## What you should do
Look through the material below and show every line with the word "status".

## Provided data
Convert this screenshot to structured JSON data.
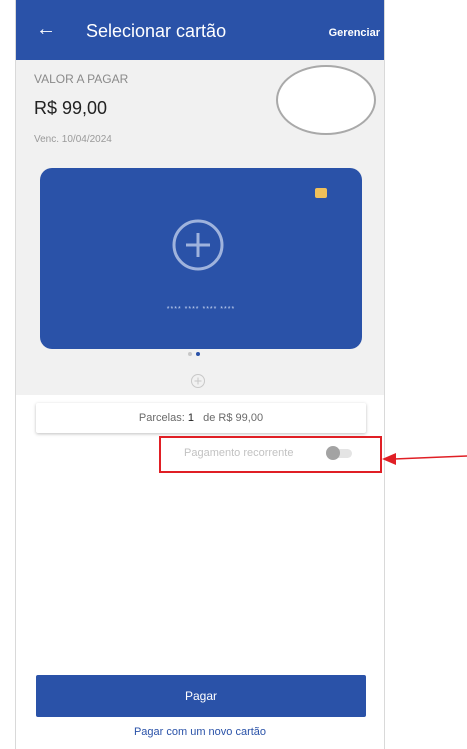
{
  "header": {
    "back_icon": "arrow-left-icon",
    "title": "Selecionar cartão",
    "manage_label": "Gerenciar"
  },
  "payment": {
    "amount_label": "VALOR A PAGAR",
    "amount": "R$ 99,00",
    "due_date": "Venc. 10/04/2024"
  },
  "card": {
    "add_icon": "plus-circle-icon",
    "masked_number": "**** **** **** ****"
  },
  "carousel": {
    "total_pages": 2,
    "active_page": 2
  },
  "installments": {
    "label": "Parcelas:",
    "count": "1",
    "value_text": "de R$ 99,00"
  },
  "recurring": {
    "label": "Pagamento recorrente",
    "enabled": false
  },
  "actions": {
    "pay_label": "Pagar",
    "new_card_label": "Pagar com um novo cartão"
  },
  "colors": {
    "primary": "#2a52a8",
    "highlight": "#e01f25",
    "background": "#f1f1f1"
  }
}
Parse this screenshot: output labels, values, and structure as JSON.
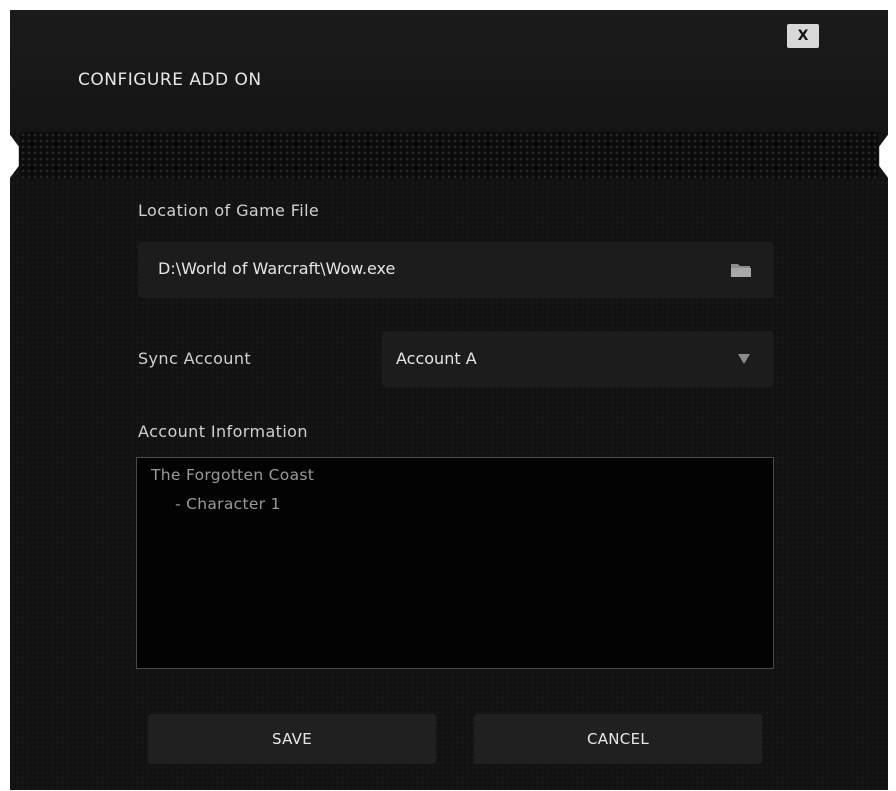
{
  "dialog": {
    "title": "CONFIGURE ADD ON",
    "close_label": "X"
  },
  "game_file": {
    "label": "Location of Game File",
    "value": "D:\\World of Warcraft\\Wow.exe",
    "browse_icon": "folder-icon"
  },
  "sync_account": {
    "label": "Sync Account",
    "selected": "Account A",
    "dropdown_icon": "chevron-down-icon"
  },
  "account_info": {
    "label": "Account Information",
    "lines": [
      "The Forgotten Coast",
      "- Character 1"
    ]
  },
  "buttons": {
    "save": "SAVE",
    "cancel": "CANCEL"
  },
  "colors": {
    "background": "#121212",
    "field": "#1c1c1c",
    "text": "#e6e6e6",
    "muted_text": "#9a9a9a"
  }
}
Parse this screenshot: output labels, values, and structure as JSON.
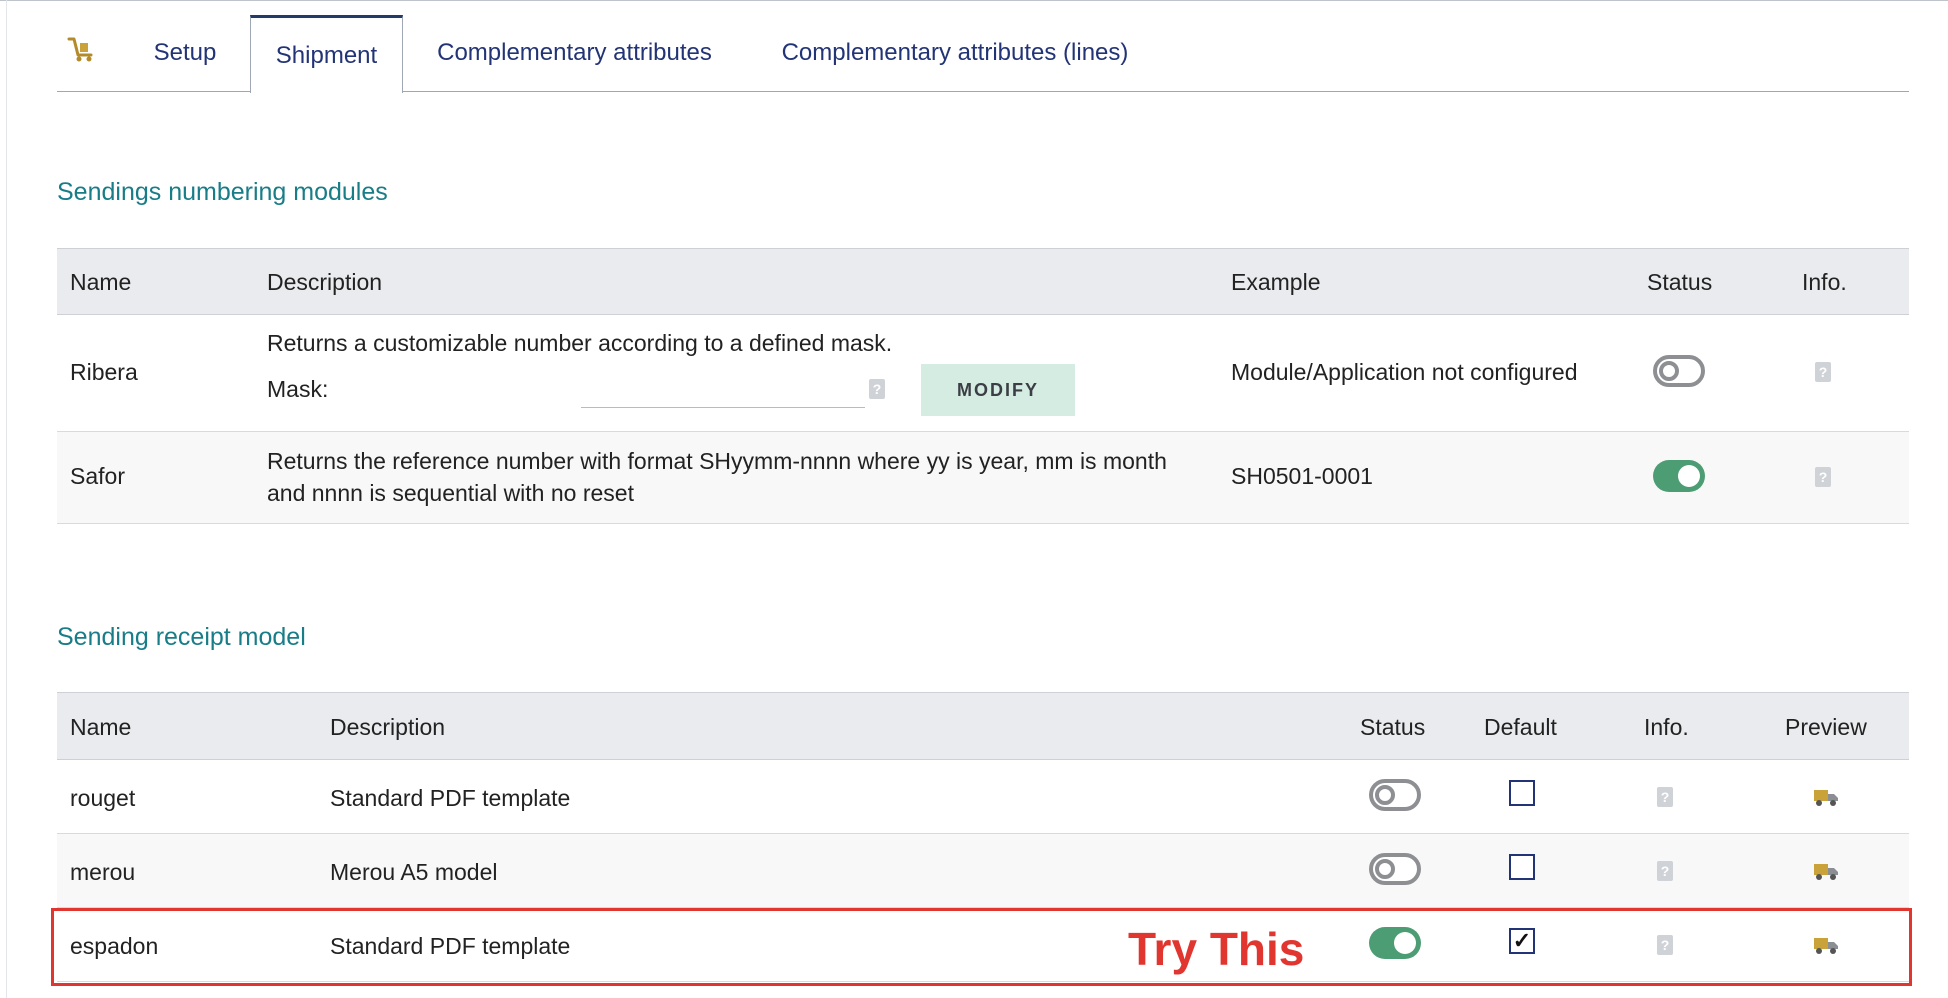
{
  "tabs": {
    "icon": "shipment-cart-icon",
    "items": [
      "Setup",
      "Shipment",
      "Complementary attributes",
      "Complementary attributes (lines)"
    ],
    "active": "Shipment"
  },
  "numbering": {
    "title": "Sendings numbering modules",
    "headers": {
      "name": "Name",
      "description": "Description",
      "example": "Example",
      "status": "Status",
      "info": "Info."
    },
    "rows": [
      {
        "name": "Ribera",
        "description": "Returns a customizable number according to a defined mask.",
        "mask_label": "Mask:",
        "mask_value": "",
        "modify_label": "MODIFY",
        "example": "Module/Application not configured",
        "status": "off"
      },
      {
        "name": "Safor",
        "description_line1": "Returns the reference number with format SHyymm-nnnn where yy is year, mm is month",
        "description_line2": "and nnnn is sequential with no reset",
        "example": "SH0501-0001",
        "status": "on"
      }
    ]
  },
  "receipt": {
    "title": "Sending receipt model",
    "headers": {
      "name": "Name",
      "description": "Description",
      "status": "Status",
      "default": "Default",
      "info": "Info.",
      "preview": "Preview"
    },
    "rows": [
      {
        "name": "rouget",
        "description": "Standard PDF template",
        "status": "off",
        "default": false
      },
      {
        "name": "merou",
        "description": "Merou A5 model",
        "status": "off",
        "default": false
      },
      {
        "name": "espadon",
        "description": "Standard PDF template",
        "status": "on",
        "default": true
      }
    ]
  },
  "annotation": {
    "text": "Try This",
    "color": "#e0362f"
  },
  "colors": {
    "accent": "#187d87",
    "tab_text": "#233476",
    "toggle_on": "#4d9d74",
    "toggle_off": "#8d8f92"
  }
}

## Expected answer
      "status": "Status",
        "status": "off"
        "status": "on"
      "status": "Status",
        "status": "off",
        "status": "off",
        "status": "on",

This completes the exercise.